    So I picked up this book after Lady Steed left me. I had seen it around and when I opened the cover and discovered, holy crap, it was dedicated to me, that I had to read it. So I bloody well did. Although I took some breaks for casual truckstop sex and for the deaths of several relatives. And to answer the phone.

    When I finished the book, Lady Steed turned towards me in bed and said, How was it?

    Pretty good, I said. Pretty good.

    about a week

076) Of Mice and Men by John Steinbeck, finished August 25
    It's been over fifteen years since I read this book and developed an everlasting hatred for it. I'm only reading it now because I have to make my sophomores read it (I'm giving them two days). My take now?

    It's extremely well crafted. It offers a litany of human suffering. It's perfect in its concision. It's excellent in many, many ways.

    And it's a total downer.

    Freaking Steinbeck....

    two days



  1. .

    You bet.

    Do want to insure that borrowing?

  2. That's a very apt description of the Steinbeck. And now that I'm partially through Understanding Comics, I'm feeling decidedly less cultured that I've never read any comics and/or graphic novels.

    Suggestions for a starting place? (Preferably something that's a quick read, so I can actually read something for enjoyment in the midst of all this theory reading I'm doing . . .)

  3. Oh, also re: Steinbeck . . . in college, I had a business major friend who took an American Lit class with me for fun. After reading Steinbeck, she declared it to be a miracle that so many English majors make it out of their program alive . . .

  4. .

    Confuzzled, this. I particularly recommend Jimmy Corrigan, Blankets, Maus, American Born Chinese, and Persepolis (to narrow it down to five).


    My next Steinbeck will be Travels with Charlie. And I swear if the dog dies I am NEVER reading East of Eden or the Grapes of Wrath.

  5. I just realized I'll be reading Persepolis for one of my classes! Look at that . . . I generally avoid looking farther than a month ahead in any of my syllabi, lest I should feel overwhelmed and suffer a complete breakdown.

    Hmm . . . I'll have to see if the library has any of your other recommendations . . .

  6. .

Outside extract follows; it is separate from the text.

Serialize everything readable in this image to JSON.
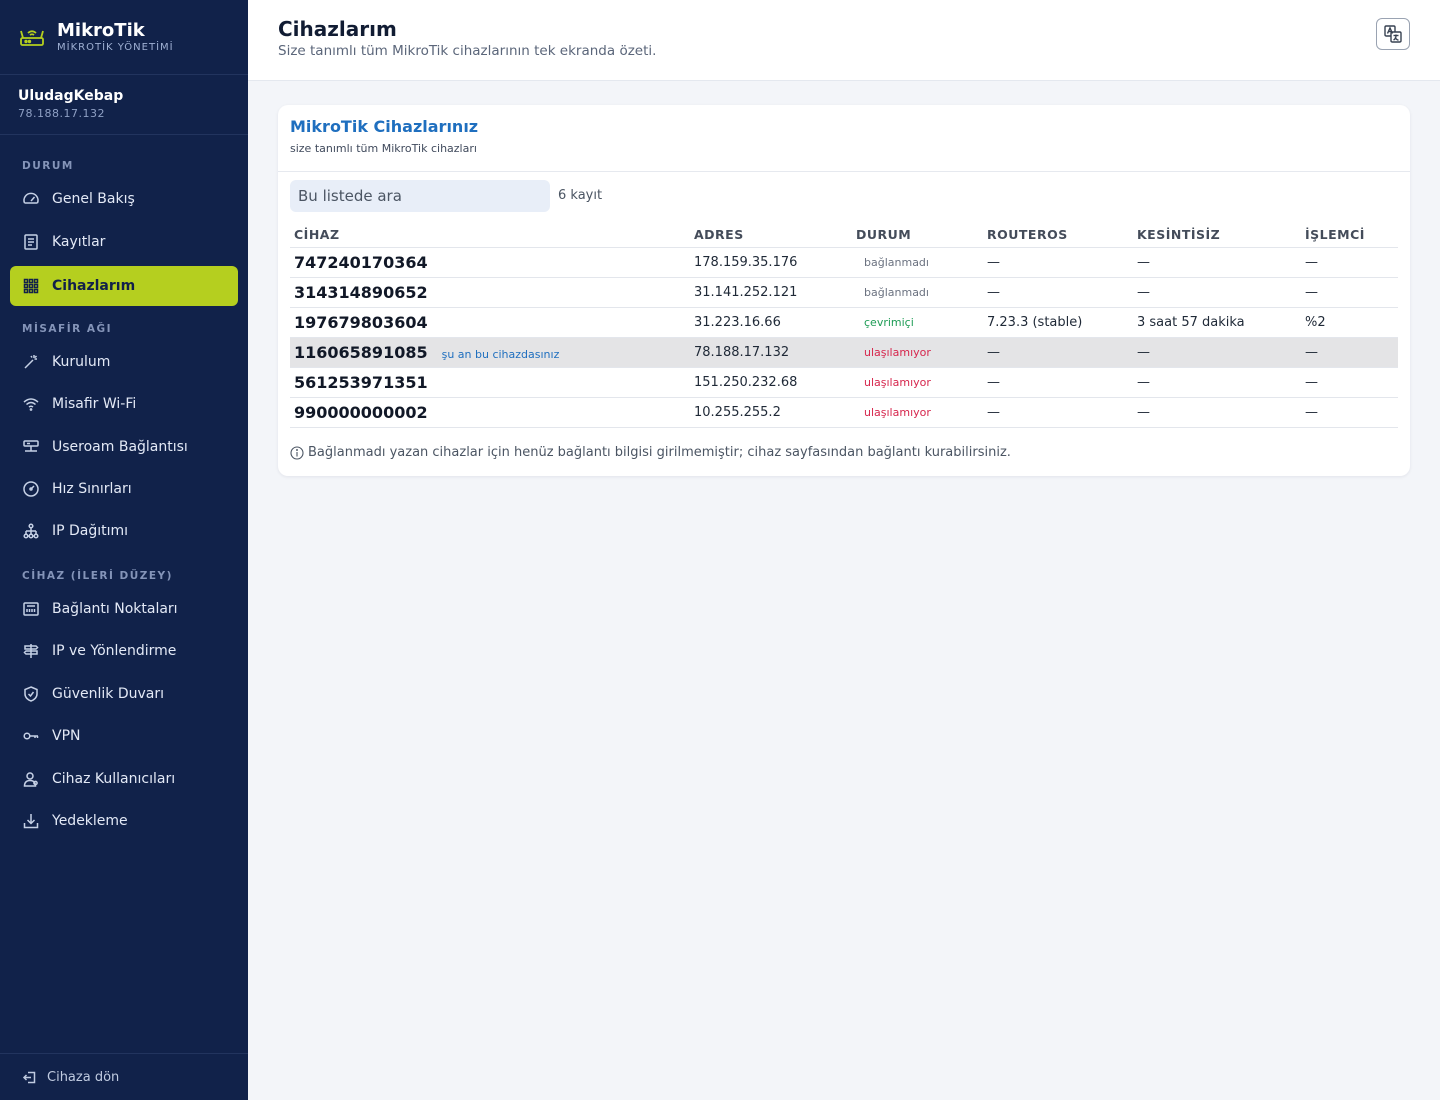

    The more time goes on, the less I think of The Night Listener. All its virtues are diminished by an overreliance on tired tropes of postmodernism. Shame. It could have been a good novel.